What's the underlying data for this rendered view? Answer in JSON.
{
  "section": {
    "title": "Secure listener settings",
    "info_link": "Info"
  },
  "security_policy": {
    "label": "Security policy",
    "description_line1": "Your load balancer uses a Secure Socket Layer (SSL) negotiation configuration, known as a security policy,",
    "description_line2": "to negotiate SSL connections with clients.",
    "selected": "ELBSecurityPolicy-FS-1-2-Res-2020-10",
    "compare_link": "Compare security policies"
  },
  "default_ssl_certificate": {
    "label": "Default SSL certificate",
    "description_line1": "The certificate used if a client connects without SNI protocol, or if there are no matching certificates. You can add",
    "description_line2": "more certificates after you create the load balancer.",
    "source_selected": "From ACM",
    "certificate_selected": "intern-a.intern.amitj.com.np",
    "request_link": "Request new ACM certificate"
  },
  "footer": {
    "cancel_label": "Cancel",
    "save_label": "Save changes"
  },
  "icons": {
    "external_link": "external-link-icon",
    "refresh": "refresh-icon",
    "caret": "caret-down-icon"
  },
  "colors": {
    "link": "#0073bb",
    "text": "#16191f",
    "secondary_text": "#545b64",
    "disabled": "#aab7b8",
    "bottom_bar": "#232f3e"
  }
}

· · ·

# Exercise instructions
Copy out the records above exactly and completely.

# Response
What's the underlying data for this rendered view? Answer in JSON.
{
  "section": {
    "title": "Secure listener settings",
    "info_link": "Info"
  },
  "security_policy": {
    "label": "Security policy",
    "description_line1": "Your load balancer uses a Secure Socket Layer (SSL) negotiation configuration, known as a security policy,",
    "description_line2": "to negotiate SSL connections with clients.",
    "selected": "ELBSecurityPolicy-FS-1-2-Res-2020-10",
    "compare_link": "Compare security policies"
  },
  "default_ssl_certificate": {
    "label": "Default SSL certificate",
    "description_line1": "The certificate used if a client connects without SNI protocol, or if there are no matching certificates. You can add",
    "description_line2": "more certificates after you create the load balancer.",
    "source_selected": "From ACM",
    "certificate_selected": "intern-a.intern.amitj.com.np",
    "request_link": "Request new ACM certificate"
  },
  "footer": {
    "cancel_label": "Cancel",
    "save_label": "Save changes"
  },
  "icons": {
    "external_link": "external-link-icon",
    "refresh": "refresh-icon",
    "caret": "caret-down-icon"
  },
  "colors": {
    "link": "#0073bb",
    "text": "#16191f",
    "secondary_text": "#545b64",
    "disabled": "#aab7b8",
    "bottom_bar": "#232f3e"
  }
}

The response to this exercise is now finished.